World Press Photo is an international non-profit organization that has awarded the cream of the photojournalistic crop for the last 51 years. Its international jury consists of a highly-esteemed group of 13 experts in the field of press photography who conducted the selection of this year’s winners from late January into early February. The jury whittled down the successful photographs from a pool of over 80,000, reflecting the work of over 5,000 photographers. The winners were announced on February 8 for what is considered the highest honour in photojournalism.

For the World Press Photo jury, the aim of the showcase is to exhibit both the diversifying trends and progression of worldwide photojournalism in 2007. The series covers many of 2007’s major events, from the assassination of Benazir Bhutto, Pakistan’s opposition leader, to eye-gouging basketball players in Utah.

World Press Photo’s website,, includes a fascinating archive of previous winners in addition to the full collection of photographs selected to represent the height of photojournalism in 2007. I highly suggest you take a look at it – but be aware that the images must really be seen in person, rather than viewed over a 12-inch MacBook screen, to resonate with great effect.

Of particular note is this year’s Photo of the Year captured by Tim Hetherington, a British photographer. Hetherington’s snapshot of a fatigued American soldier stationed in Afghanistan palpably portrays the exhaustion of an army and a nation under a state of war. Nonetheless, the selection of Hetherington’s dark, blurred image as Photo of the Year has caused some agitation among critics who claim the photo is less aesthetically coherent than previous winners’. The response of jurist Erin Elder has been that one “can’t ever allow technical imprecision to override the emotional or informational content of the frame.”

A great example of this comes in John Moore’s image of a bomb exploding next to Bhutto’s convoy during the attack that took her life. The photo fails in an aesthetic sense – like Hetherington’s photo, it is dark and blurry – yet it resonates with such poignancy that Moore’s photo secured first place in the singles Spot News category.

As observers we do not share the risks that the photographers or their subjects face, allowing us to remain detached from the rapidly circulating flow of global news events. Each of the photographs in this collection is a reflection on photojournalism’s ability to instantaneously seize our attention and ignite interest in these news stories. The collection asks us to pause and recall what the last year meant for those outside the often too-enveloping world that is McGill University. Ultimately, that lingering quality is at the heart of World Press Photo’s mandate – the ability to make us feel like detachment is a luxury we can’t afford.
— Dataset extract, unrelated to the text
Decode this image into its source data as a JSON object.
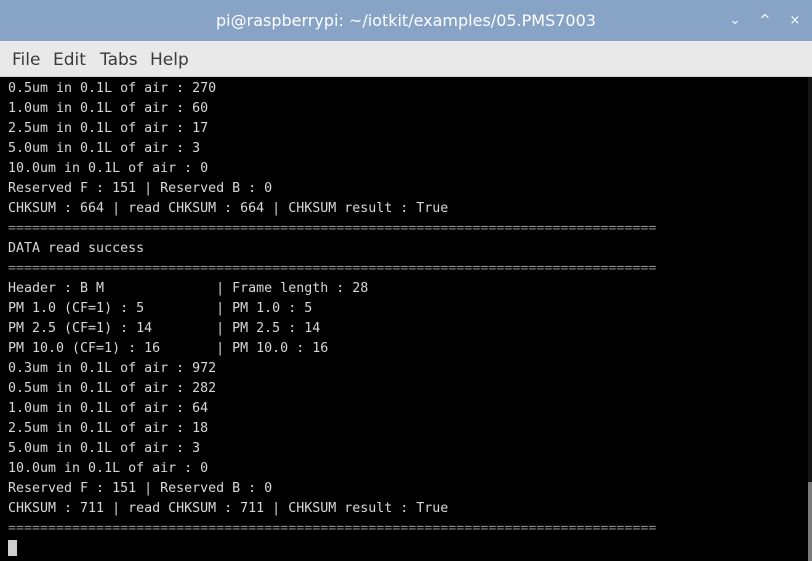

World Press Photo shows at Just for Laughs’ Studio (2111 St. Laurent.)